As soon as I realized I had to structure the book in a disjointed way, I went to a local bookseller, explained the story to her and said, Find me any novel you can find that takes place in multiple time periods, with multiple characters and voices, and jumps around a lot. So she did. Some of the most helpful books early on for me were Fried Green Tomatoes at the Whistle Stop Café by Fannie Flagg; Love Medicine, by Louise Erdrich; As I Lay Dying, by William Faulkner; Home at the End of the World and The Hours, by Michael Cunningham. I read a long list of similarly structured novels that all proved helpful in some way or another: The Grass Dancer, by Susan Power; How to Make an American Quilt, by Whitney Otto; Oral History, by Lee Smith.
Skloot knew the book was going to be a braid of three narratives (the story of Skloot and Deborah; the story of Henrietta and the cells; and the story of Henrietta’s family), and so she “mapped it all out with index cards.”
For the last year, my students have been completing reverse storyboards of published novels and novels in stories. I have found that it works like nothing else to help them move from “just reading” books passively—in order to be entertained or to interpret meaning—to reading books actively—in order to figure out how they work, how they will read, how to set up the effect they want the book to have. By breaking a novel down into its component parts, you contrive a way “to see” the narrative in one fell swoop. It’s like taking an engine apart and putting it back together again.

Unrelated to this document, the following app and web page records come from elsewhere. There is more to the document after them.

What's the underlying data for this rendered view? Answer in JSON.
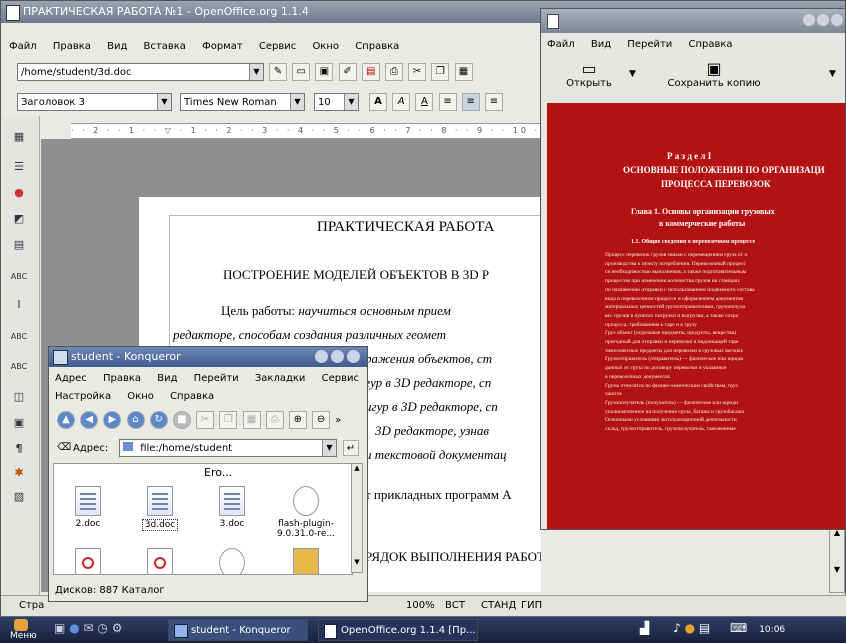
{
  "oo": {
    "title": "ПРАКТИЧЕСКАЯ РАБОТА №1 - OpenOffice.org 1.1.4",
    "menu": [
      "Файл",
      "Правка",
      "Вид",
      "Вставка",
      "Формат",
      "Сервис",
      "Окно",
      "Справка"
    ],
    "path": "/home/student/3d.doc",
    "style": "Заголовок 3",
    "font": "Times New Roman",
    "size": "10",
    "bold": "A",
    "italic": "A",
    "underline": "A",
    "doc": {
      "title": "ПРАКТИЧЕСКАЯ РАБОТА",
      "subtitle": "ПОСТРОЕНИЕ МОДЕЛЕЙ ОБЪЕКТОВ  В 3D Р",
      "para1_plain": "Цель   работы:",
      "para1_it": " научиться   основным   прием",
      "line2": "редакторе,   способам   создания   различных   геомет",
      "line3": "ражения   объектов,   ст",
      "line4": "гур  в  3D  редакторе,  сп",
      "line5": "игур  в  3D  редакторе,  сп",
      "line6": "3D   редакторе,   узнав",
      "line7": "и текстовой документац",
      "line8": "т прикладных программ А",
      "heading2": "РЯДОК ВЫПОЛНЕНИЯ РАБОТЫ:"
    },
    "status": {
      "left": "Стра",
      "zoom": "100%",
      "ins": "ВСТ",
      "std": "СТАНД",
      "hyp": "ГИП"
    }
  },
  "viewer": {
    "menu": [
      "Файл",
      "Вид",
      "Перейти",
      "Справка"
    ],
    "open_label": "Открыть",
    "save_label": "Сохранить копию",
    "page": {
      "section": "Р а з д е л   I",
      "section_title_1": "ОСНОВНЫЕ ПОЛОЖЕНИЯ ПО ОРГАНИЗАЦИ",
      "section_title_2": "ПРОЦЕССА ПЕРЕВОЗОК",
      "chapter_1": "Глава 1. Основы организации грузовых",
      "chapter_2": "в коммерческие работы",
      "sub": "1.1. Общие сведения о перевозочном процессе",
      "body": [
        "Процесс перевозок грузов связан с перемещением груза от п",
        "производства к пункту потребления. Перевозочный процесс",
        "ся необходимостью выполнения, а также подготовительным",
        "процессом при изменении количества грузов на станциях",
        "по назначению отправки с использованием подвижного состава",
        "вида в перевозочном процессе и оформлением документов",
        "материальных ценностей грузоотправителями, грузополуча",
        "вес грузов в пунктах погрузки и выгрузки, а также сохра",
        "процесса, требованиям к таре и к грузу",
        "Груз   объект (отдельные предметы, продукты, вещества)",
        "пригодный для отправки и перевозки в надлежащей таре",
        "тяжеловесные предметы для перевозки в грузовых вагонах",
        "Грузоотправитель (отправитель) — физическое или юриди",
        "данных от груза по договору перевозки и указанное",
        "в перевозочных документах",
        "Грузы относятся по физико-химическим свойствам, груз",
        "чаются",
        "Грузополучатель (получатель) — физическое или юриди",
        "уполномоченное на получение груза, багажа и грузобагажа",
        "Основными условиями эксплуатационной деятельности",
        "склад, грузоотправитель, грузополучатель, таможенные"
      ]
    }
  },
  "konq": {
    "title": "student - Konqueror",
    "menu1": [
      "Адрес",
      "Правка",
      "Вид",
      "Перейти",
      "Закладки",
      "Сервис"
    ],
    "menu2": [
      "Настройка",
      "Окно",
      "Справка"
    ],
    "address_label": "Адрес:",
    "address": "file:/home/student",
    "folder_partial": "Ero...",
    "files": [
      {
        "name": "2.doc",
        "kind": "doc"
      },
      {
        "name": "3d.doc",
        "kind": "doc"
      },
      {
        "name": "3.doc",
        "kind": "doc"
      },
      {
        "name": "flash-plugin-9.0.31.0-re...",
        "kind": "rpm"
      },
      {
        "name": "",
        "kind": "pdf"
      },
      {
        "name": "",
        "kind": "pdf"
      },
      {
        "name": "",
        "kind": "rpm"
      },
      {
        "name": "",
        "kind": "box"
      }
    ],
    "status": "Дисков: 887 Каталог"
  },
  "taskbar": {
    "start": "Меню",
    "tasks": [
      "student - Konqueror",
      "OpenOffice.org 1.1.4 [Пр..."
    ],
    "clock": "10:06"
  },
  "colors": {
    "red_page": "#b31212",
    "taskbar": "#1c2c4c"
  }
}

Here are some other blog posts on this topic:
I’m looking forward to a large class on December 10. Please come and learn how to write your big thing.